Tomorrow open 09:30-18:00
The word “gypsotheca” comes from Old Greek and means “collection of plasters”. The one in Possagno is the largest monographic Gypsotheca in Europe.

Nineteenth-Century Wing

Bishop Giovanni Battista Sartori, stepbrother of Antonio Canova, decided to erect a building that could worthily host all the works of art that were found in the Roman workshop of Via delle Colonnette after the artist’s death. In 1829, all the sculptures left Rome and, departing on a boat from Civitavecchia, reached Marghera two weeks later. From the Venetian port, the artworks were taken to Possagno by cart.
The building was designed by the Venetian architect Francesco Lazzari who aimed at reproducing the setup of the artworks inside the artist’s atelier. The construction works began in 1834 under the direction of Giovanni Zardo and were completed in 1836. The setup was finalized in 1844, after Pasino Tonin, first curator of the Gypsotheca, had concluded his careful restoration of the sculptures.
In 1917, during the First World War, a shell broke through the roof of the Gypsotheca: some plaster casts were destroyed completely and dozens were ruined. The great restoration work undertaken by Stefano and Siro Serafin, father and son, made the Gypsotheca re-flourish and, in 1922, the Museum opened its doors again.
At the outbreak of the Second World War, in order to avoid further damages caused by possible bombings, the Gypsotheca was partially emptied: the statues were transferred and stored inside the Temple of Possagno, where they remained until 1946. The current setup aims at respecting the essence of the Museum that Giovanni Battista Sartori had imagined, the changes that were caused by the World Wars and the 1957 contribution of the Venetian architect Carlo Scarpa.

Nineteenth-Century Wing of the Gypsotheca, inside

Outside the Gypsotheca, detail of the original entrance

Nineteenth-Century Wing of the Gypsotheca, Mars and Venus

“The structure of the building, typically neoclassical, appears, on the outside, to be very austere, while on the inside, it reveals itself to the visitors gaze, as a sacred place: the architecture, connoted with that of a Roman basilica, the whiteness of the walls, the natural light and the majesty of all the works contribute to corroborate this feeling.”

First World War bombings

After the defeat of Caporetto, the conflict continued violently on the Grappa Massif and along the Piave river. The Supreme Command gave Possagno, and several other municipalities, the order to displace civilians, who were then forced to emigrate to Marsala in Sicily.
The village of Possagno was handed over to Allied French troops for its defense.
On Christmas day of 1917, during the last phase of the Halting battle and probably by mistake, a medium-caliber shell broke through the roof of the Gypsotheca: the extremely fragile collection of Canovian plaster casts was gutted and wounded. Some plaster casts were pulverized and nearly one hundred were severely ruined.
As soon as the war was over and the roof had been repaired, the curator and committed attendant of the Gypsotheca, Stefano Serafin, invested in a thorough restoration of the site: most of the damaged plaster casts were salvaged and the Museum opened once again in 1922 to celebrate the 100th anniversary of the artist’s death (1757-1822).

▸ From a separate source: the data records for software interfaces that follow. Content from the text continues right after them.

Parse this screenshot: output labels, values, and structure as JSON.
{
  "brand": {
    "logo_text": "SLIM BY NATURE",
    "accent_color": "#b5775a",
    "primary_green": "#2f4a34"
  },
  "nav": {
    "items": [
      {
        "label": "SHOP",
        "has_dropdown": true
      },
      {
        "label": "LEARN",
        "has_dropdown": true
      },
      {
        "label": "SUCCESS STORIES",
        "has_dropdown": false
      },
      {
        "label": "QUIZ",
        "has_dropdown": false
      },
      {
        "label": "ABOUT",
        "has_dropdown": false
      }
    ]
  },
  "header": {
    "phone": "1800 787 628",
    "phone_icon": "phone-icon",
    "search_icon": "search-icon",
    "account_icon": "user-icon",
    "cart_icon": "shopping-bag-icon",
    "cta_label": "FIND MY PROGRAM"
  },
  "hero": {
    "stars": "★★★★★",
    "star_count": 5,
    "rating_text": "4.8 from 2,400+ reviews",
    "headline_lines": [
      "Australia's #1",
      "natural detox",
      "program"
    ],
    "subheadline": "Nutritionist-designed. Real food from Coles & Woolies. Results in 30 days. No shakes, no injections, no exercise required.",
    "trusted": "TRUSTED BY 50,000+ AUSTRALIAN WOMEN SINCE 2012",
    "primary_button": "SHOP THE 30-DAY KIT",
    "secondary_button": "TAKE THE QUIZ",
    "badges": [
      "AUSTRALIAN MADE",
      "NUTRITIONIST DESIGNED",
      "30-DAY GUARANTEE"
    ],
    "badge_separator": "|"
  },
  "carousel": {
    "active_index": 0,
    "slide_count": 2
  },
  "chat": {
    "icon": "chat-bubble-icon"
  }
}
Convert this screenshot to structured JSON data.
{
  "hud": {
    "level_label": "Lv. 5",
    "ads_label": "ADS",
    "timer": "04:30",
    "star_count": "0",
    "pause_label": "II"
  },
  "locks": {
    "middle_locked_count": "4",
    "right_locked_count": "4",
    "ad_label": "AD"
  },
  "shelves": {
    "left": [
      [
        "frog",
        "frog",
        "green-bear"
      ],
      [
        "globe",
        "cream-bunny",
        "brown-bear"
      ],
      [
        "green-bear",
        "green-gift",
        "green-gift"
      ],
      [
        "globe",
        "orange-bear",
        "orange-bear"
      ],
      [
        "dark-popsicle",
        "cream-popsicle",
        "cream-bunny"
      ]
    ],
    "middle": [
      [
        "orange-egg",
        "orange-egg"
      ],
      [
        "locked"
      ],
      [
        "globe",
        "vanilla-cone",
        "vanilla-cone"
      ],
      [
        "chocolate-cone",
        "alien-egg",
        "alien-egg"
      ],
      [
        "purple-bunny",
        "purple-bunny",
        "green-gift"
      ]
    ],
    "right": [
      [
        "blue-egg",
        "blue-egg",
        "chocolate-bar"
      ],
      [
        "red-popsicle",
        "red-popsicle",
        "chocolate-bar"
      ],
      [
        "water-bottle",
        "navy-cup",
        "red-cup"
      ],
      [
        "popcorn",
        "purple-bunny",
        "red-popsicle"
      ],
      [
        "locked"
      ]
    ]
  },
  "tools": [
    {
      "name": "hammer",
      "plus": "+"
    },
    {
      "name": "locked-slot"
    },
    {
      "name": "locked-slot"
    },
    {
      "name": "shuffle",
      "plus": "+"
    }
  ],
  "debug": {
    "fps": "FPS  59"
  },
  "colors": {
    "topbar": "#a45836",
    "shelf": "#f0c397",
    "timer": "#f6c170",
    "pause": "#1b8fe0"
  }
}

Who was Giovanni Battista Sartori Canova?

A step-brother to Antonio Canova, Giovanni Battista was born in Crespano in 1775. His father, Francesco, was the second husband of Antonio’s mother, Angela Zardo, who had lost his first husband, Pietro, in 1761. Thanks to his studies at the Episcopal Seminary of Padua, Giovanni Battista was a very cultured man. He became a talented translator from Aramaic, had a great knowledge of Greek and Latin, and was passionate about the art of oratory. All these qualities did not go unnoticed to Canova, who, in May of 1800, decided to invite him to Rome, giving life to a partnership that was crucial for both of them. Giovanni Battista followed his brother on his frequent trips to Paris, Vienna, and London.
When Antonio Canova passed away, his brother decided to leave Rome and moved to Possagno, even if he was offered many prestigious seats as a churchman.
It was probably this decision that made Possagno what it is today. Thanks to his efforts, the Temple of Possagno was completed, the best plaster casts were collected from the artist’s workshop in Rome and taken to Possagno, and a dedicated museum was built. The Museum, together with the Birthplace of Canova, were then donated to the Municipality of Possagno with the explicit request of maintaining and preserving the Canovian heritage.

Antonio Canova, Portrait of Giovanni Battista Sartori, 1821, plaster, Museo Gypsotheca Antonio Canova


Scarpa wing


The Birthplace